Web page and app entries
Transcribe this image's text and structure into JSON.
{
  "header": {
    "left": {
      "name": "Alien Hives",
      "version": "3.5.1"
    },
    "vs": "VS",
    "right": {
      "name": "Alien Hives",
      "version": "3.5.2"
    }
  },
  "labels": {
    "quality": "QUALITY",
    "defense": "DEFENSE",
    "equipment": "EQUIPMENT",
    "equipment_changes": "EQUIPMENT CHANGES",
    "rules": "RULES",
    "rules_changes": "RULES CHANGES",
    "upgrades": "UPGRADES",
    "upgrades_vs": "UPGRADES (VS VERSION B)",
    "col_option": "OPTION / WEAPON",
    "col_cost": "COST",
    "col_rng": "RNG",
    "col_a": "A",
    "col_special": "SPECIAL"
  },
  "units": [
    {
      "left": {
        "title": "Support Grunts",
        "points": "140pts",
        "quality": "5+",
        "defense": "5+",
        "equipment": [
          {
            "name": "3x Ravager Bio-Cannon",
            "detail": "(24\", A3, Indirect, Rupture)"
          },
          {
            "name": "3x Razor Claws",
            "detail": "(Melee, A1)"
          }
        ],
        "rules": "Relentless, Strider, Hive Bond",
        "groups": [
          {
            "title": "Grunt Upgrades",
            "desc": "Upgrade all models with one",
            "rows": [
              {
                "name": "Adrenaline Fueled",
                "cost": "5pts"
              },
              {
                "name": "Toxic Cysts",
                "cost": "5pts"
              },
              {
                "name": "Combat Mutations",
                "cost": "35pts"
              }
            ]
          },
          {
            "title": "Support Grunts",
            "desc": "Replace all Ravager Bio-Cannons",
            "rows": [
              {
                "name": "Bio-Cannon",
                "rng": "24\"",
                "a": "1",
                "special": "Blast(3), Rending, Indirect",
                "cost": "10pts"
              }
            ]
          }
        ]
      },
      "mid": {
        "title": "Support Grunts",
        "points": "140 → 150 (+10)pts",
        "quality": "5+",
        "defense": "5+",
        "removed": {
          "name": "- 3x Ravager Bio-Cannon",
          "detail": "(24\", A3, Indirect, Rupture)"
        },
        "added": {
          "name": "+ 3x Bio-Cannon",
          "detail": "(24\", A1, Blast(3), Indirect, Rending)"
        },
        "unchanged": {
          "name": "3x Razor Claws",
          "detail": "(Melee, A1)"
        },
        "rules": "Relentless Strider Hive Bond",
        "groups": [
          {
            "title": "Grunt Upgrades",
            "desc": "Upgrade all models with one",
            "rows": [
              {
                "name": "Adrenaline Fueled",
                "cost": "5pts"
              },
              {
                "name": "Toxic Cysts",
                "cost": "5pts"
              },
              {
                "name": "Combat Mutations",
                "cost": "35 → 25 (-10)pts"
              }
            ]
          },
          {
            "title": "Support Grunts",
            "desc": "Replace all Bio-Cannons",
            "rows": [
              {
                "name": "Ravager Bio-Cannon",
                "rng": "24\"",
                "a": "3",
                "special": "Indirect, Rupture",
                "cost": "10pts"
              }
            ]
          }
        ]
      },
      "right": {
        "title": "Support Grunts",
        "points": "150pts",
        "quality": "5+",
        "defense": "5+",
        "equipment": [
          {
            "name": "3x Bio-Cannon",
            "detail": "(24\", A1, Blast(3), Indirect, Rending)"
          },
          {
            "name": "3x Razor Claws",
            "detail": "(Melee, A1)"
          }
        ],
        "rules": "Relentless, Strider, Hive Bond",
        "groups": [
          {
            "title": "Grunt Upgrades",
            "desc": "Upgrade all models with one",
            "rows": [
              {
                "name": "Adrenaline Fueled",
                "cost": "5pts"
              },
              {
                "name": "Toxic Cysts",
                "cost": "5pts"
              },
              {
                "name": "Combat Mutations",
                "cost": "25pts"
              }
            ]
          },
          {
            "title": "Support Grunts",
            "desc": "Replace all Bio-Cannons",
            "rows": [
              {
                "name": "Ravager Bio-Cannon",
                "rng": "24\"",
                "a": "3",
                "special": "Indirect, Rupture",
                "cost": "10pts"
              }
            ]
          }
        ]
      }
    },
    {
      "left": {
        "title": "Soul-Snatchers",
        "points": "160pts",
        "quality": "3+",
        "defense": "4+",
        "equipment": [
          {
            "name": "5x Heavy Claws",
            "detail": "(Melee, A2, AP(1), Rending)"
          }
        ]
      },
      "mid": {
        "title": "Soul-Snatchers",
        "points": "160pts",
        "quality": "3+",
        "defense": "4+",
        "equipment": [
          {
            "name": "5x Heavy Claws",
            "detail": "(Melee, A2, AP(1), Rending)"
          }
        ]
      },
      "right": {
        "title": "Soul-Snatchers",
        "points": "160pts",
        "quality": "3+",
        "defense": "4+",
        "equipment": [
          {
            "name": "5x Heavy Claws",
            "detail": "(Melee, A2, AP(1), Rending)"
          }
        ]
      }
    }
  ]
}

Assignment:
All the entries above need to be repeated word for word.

Your response:
Transcribe this image's text and structure into JSON.
{
  "header": {
    "left": {
      "name": "Alien Hives",
      "version": "3.5.1"
    },
    "vs": "VS",
    "right": {
      "name": "Alien Hives",
      "version": "3.5.2"
    }
  },
  "labels": {
    "quality": "QUALITY",
    "defense": "DEFENSE",
    "equipment": "EQUIPMENT",
    "equipment_changes": "EQUIPMENT CHANGES",
    "rules": "RULES",
    "rules_changes": "RULES CHANGES",
    "upgrades": "UPGRADES",
    "upgrades_vs": "UPGRADES (VS VERSION B)",
    "col_option": "OPTION / WEAPON",
    "col_cost": "COST",
    "col_rng": "RNG",
    "col_a": "A",
    "col_special": "SPECIAL"
  },
  "units": [
    {
      "left": {
        "title": "Support Grunts",
        "points": "140pts",
        "quality": "5+",
        "defense": "5+",
        "equipment": [
          {
            "name": "3x Ravager Bio-Cannon",
            "detail": "(24\", A3, Indirect, Rupture)"
          },
          {
            "name": "3x Razor Claws",
            "detail": "(Melee, A1)"
          }
        ],
        "rules": "Relentless, Strider, Hive Bond",
        "groups": [
          {
            "title": "Grunt Upgrades",
            "desc": "Upgrade all models with one",
            "rows": [
              {
                "name": "Adrenaline Fueled",
                "cost": "5pts"
              },
              {
                "name": "Toxic Cysts",
                "cost": "5pts"
              },
              {
                "name": "Combat Mutations",
                "cost": "35pts"
              }
            ]
          },
          {
            "title": "Support Grunts",
            "desc": "Replace all Ravager Bio-Cannons",
            "rows": [
              {
                "name": "Bio-Cannon",
                "rng": "24\"",
                "a": "1",
                "special": "Blast(3), Rending, Indirect",
                "cost": "10pts"
              }
            ]
          }
        ]
      },
      "mid": {
        "title": "Support Grunts",
        "points": "140 → 150 (+10)pts",
        "quality": "5+",
        "defense": "5+",
        "removed": {
          "name": "- 3x Ravager Bio-Cannon",
          "detail": "(24\", A3, Indirect, Rupture)"
        },
        "added": {
          "name": "+ 3x Bio-Cannon",
          "detail": "(24\", A1, Blast(3), Indirect, Rending)"
        },
        "unchanged": {
          "name": "3x Razor Claws",
          "detail": "(Melee, A1)"
        },
        "rules": "Relentless Strider Hive Bond",
        "groups": [
          {
            "title": "Grunt Upgrades",
            "desc": "Upgrade all models with one",
            "rows": [
              {
                "name": "Adrenaline Fueled",
                "cost": "5pts"
              },
              {
                "name": "Toxic Cysts",
                "cost": "5pts"
              },
              {
                "name": "Combat Mutations",
                "cost": "35 → 25 (-10)pts"
              }
            ]
          },
          {
            "title": "Support Grunts",
            "desc": "Replace all Bio-Cannons",
            "rows": [
              {
                "name": "Ravager Bio-Cannon",
                "rng": "24\"",
                "a": "3",
                "special": "Indirect, Rupture",
                "cost": "10pts"
              }
            ]
          }
        ]
      },
      "right": {
        "title": "Support Grunts",
        "points": "150pts",
        "quality": "5+",
        "defense": "5+",
        "equipment": [
          {
            "name": "3x Bio-Cannon",
            "detail": "(24\", A1, Blast(3), Indirect, Rending)"
          },
          {
            "name": "3x Razor Claws",
            "detail": "(Melee, A1)"
          }
        ],
        "rules": "Relentless, Strider, Hive Bond",
        "groups": [
          {
            "title": "Grunt Upgrades",
            "desc": "Upgrade all models with one",
            "rows": [
              {
                "name": "Adrenaline Fueled",
                "cost": "5pts"
              },
              {
                "name": "Toxic Cysts",
                "cost": "5pts"
              },
              {
                "name": "Combat Mutations",
                "cost": "25pts"
              }
            ]
          },
          {
            "title": "Support Grunts",
            "desc": "Replace all Bio-Cannons",
            "rows": [
              {
                "name": "Ravager Bio-Cannon",
                "rng": "24\"",
                "a": "3",
                "special": "Indirect, Rupture",
                "cost": "10pts"
              }
            ]
          }
        ]
      }
    },
    {
      "left": {
        "title": "Soul-Snatchers",
        "points": "160pts",
        "quality": "3+",
        "defense": "4+",
        "equipment": [
          {
            "name": "5x Heavy Claws",
            "detail": "(Melee, A2, AP(1), Rending)"
          }
        ]
      },
      "mid": {
        "title": "Soul-Snatchers",
        "points": "160pts",
        "quality": "3+",
        "defense": "4+",
        "equipment": [
          {
            "name": "5x Heavy Claws",
            "detail": "(Melee, A2, AP(1), Rending)"
          }
        ]
      },
      "right": {
        "title": "Soul-Snatchers",
        "points": "160pts",
        "quality": "3+",
        "defense": "4+",
        "equipment": [
          {
            "name": "5x Heavy Claws",
            "detail": "(Melee, A2, AP(1), Rending)"
          }
        ]
      }
    }
  ]
}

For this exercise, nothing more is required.